Diversity is one of 3Degrees’ company values. This June, the 3Degrees team has been discussing what it means to be an anti-racist organization, particularly in the context of our mission to make it possible for businesses and their customers to take urgent action on climate change. Last Friday, we paused business for a day to provide employees with a day of reflection and action in honor of Juneteenth. The fight against climate change is intertwined with dismantling the racist systems in America and indeed throughout the world. As we shared in a public statement earlier this month:

We recognize that climate change has a disproportionately negative impact on Black people, Indigenous people, and other people of color. Urgent action on climate must also acknowledge, explore, and advance equity and inclusion in marginalized communities. Our efforts to date have fallen short. The lack of racial diversity at 3Degrees and throughout our industry, especially in leadership positions, contributes to a void in recognizing problems and developing solutions. This is one reality (among others) that we are committed to changing.

I am on my own journey to be an anti-racist leader, which includes learning more about the history of racial oppression and unpacking my own biases. When an employee-led group focused on diversity, equity, and inclusion formed in 2016, I enthusiastically supported the concept, but I didn’t really know where it was headed or what my real investment would need to be. Suddenly I found myself in discussions on new topics, terminology, and a requirement to define what diversity means for our company. These discussions frequently pushed the boundaries of my comfort zone and tested my decision-making, risk aversion, and commitment to doing the tough work. 

As our work continues, I’m more aware of why I get uncomfortable and I’m pushing myself to share openly. I’m learning to be a better listener and to accept feedback.

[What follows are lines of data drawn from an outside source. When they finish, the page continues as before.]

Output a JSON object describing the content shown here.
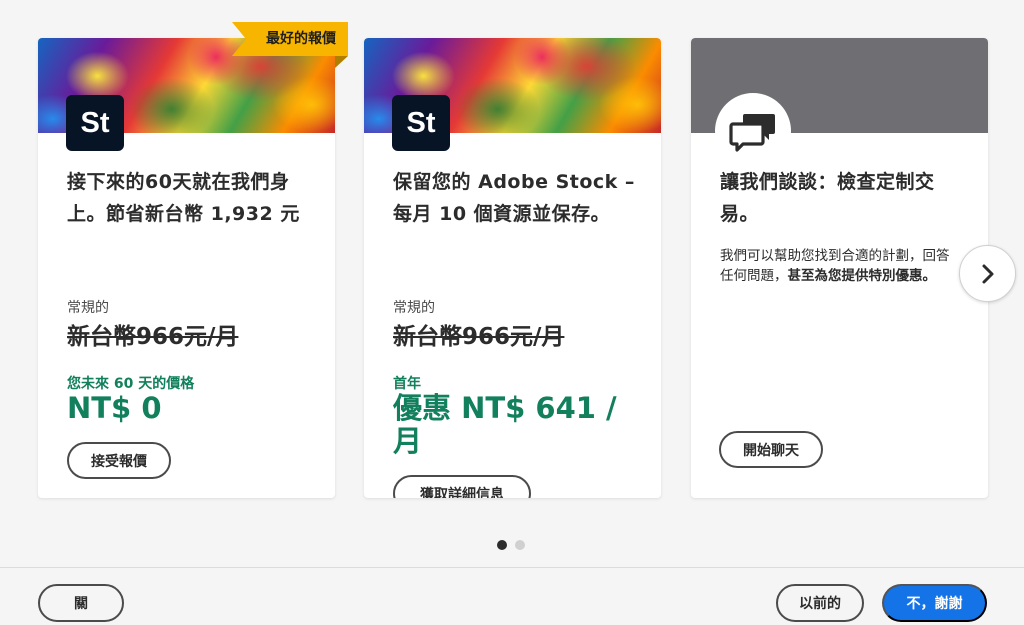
{
  "cards": [
    {
      "badge": "最好的報價",
      "app_icon_text": "St",
      "title": "接下來的60天就在我們身上。節省新台幣 1,932 元",
      "regular_label": "常規的",
      "old_price": "新台幣966元/月",
      "promo_label": "您未來 60 天的價格",
      "promo_price": "NT$ 0",
      "button_label": "接受報價"
    },
    {
      "app_icon_text": "St",
      "title": "保留您的 Adobe Stock – 每月 10 個資源並保存。",
      "regular_label": "常規的",
      "old_price": "新台幣966元/月",
      "promo_label": "首年",
      "promo_price": "優惠 NT$ 641 / 月",
      "button_label": "獲取詳細信息"
    },
    {
      "icon": "chat-bubbles-icon",
      "title": "讓我們談談：檢查定制交易。",
      "description_plain": "我們可以幫助您找到合適的計劃，回答任何問題，",
      "description_bold": "甚至為您提供特別優惠。",
      "button_label": "開始聊天"
    }
  ],
  "carousel": {
    "next_icon": "chevron-right-icon",
    "page_count": 2,
    "active_page": 1
  },
  "footer": {
    "close_label": "關",
    "previous_label": "以前的",
    "decline_label": "不，謝謝"
  },
  "colors": {
    "accent_blue": "#1473e6",
    "promo_green": "#12805c",
    "badge_yellow": "#f7b500",
    "stock_icon_bg": "#061425"
  }
}
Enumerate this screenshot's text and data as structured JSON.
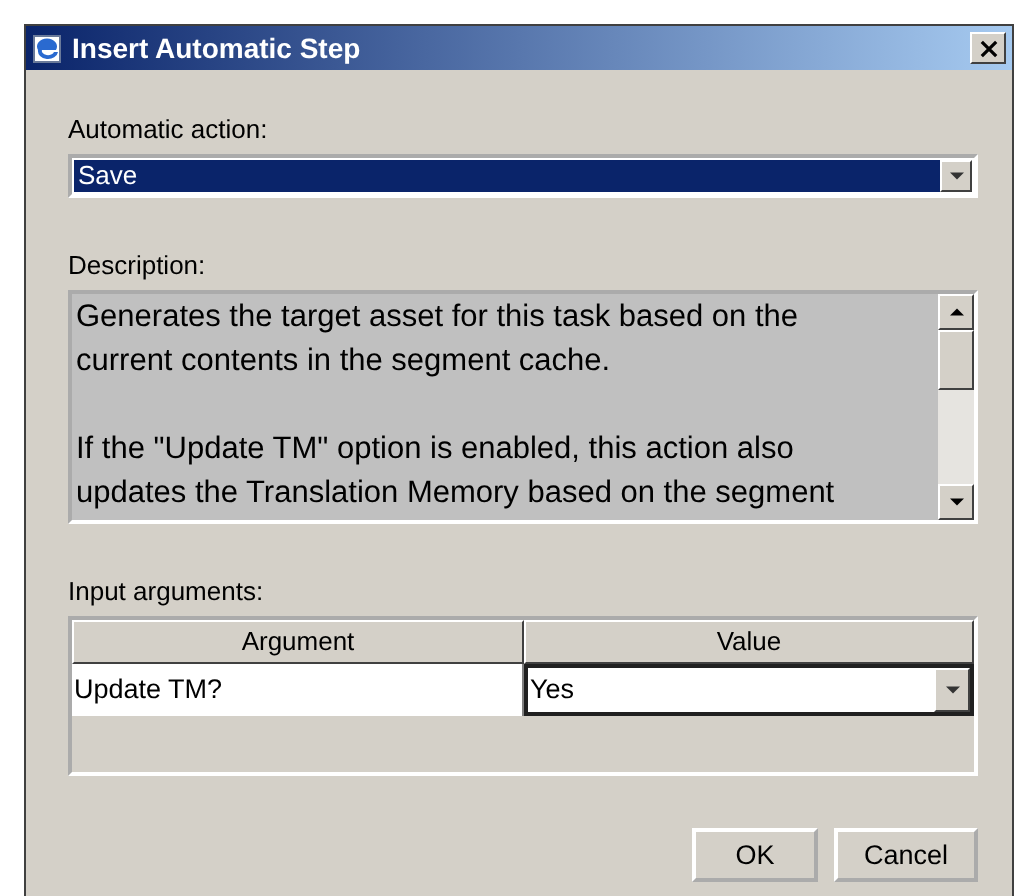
{
  "window": {
    "title": "Insert Automatic Step"
  },
  "action": {
    "label": "Automatic action:",
    "value": "Save",
    "highlighted": true
  },
  "description": {
    "label": "Description:",
    "paragraphs": [
      "Generates the target asset for this task based on the current contents in the segment cache.",
      "If the \"Update TM\" option is enabled, this action also updates the Translation Memory based on the segment"
    ]
  },
  "arguments": {
    "label": "Input arguments:",
    "columns": [
      "Argument",
      "Value"
    ],
    "rows": [
      {
        "argument": "Update TM?",
        "value": "Yes"
      }
    ]
  },
  "buttons": [
    "OK",
    "Cancel"
  ]
}
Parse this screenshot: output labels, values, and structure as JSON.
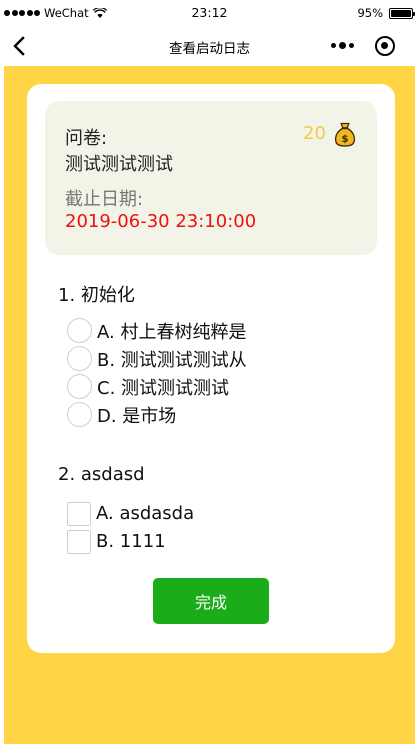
{
  "status_bar": {
    "carrier": "WeChat",
    "time": "23:12",
    "battery": "95%"
  },
  "nav": {
    "title": "查看启动日志"
  },
  "survey": {
    "label": "问卷:",
    "name": "测试测试测试",
    "points": "20",
    "deadline_label": "截止日期:",
    "deadline": "2019-06-30 23:10:00"
  },
  "questions": [
    {
      "title": "1. 初始化",
      "type": "radio",
      "options": [
        "A. 村上春树纯粹是",
        "B. 测试测试测试从",
        "C. 测试测试测试",
        "D. 是市场"
      ]
    },
    {
      "title": "2. asdasd",
      "type": "checkbox",
      "options": [
        "A. asdasda",
        "B. 1111"
      ]
    }
  ],
  "submit_label": "完成",
  "colors": {
    "page_background": "#ffd545",
    "info_box": "#f2f4e8",
    "deadline": "#ee1111",
    "points": "#f5c84c",
    "button": "#1aad19"
  }
}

I’m ready to invest more of my own time and company resources to make change happen. I know the team at 3Degrees is with me in this work, and I look forward to what we will do together — within our organization, our industry, and with our partners and clients — to dismantle white supremacy and build an equitable future for people and the planet. I invite you to join me.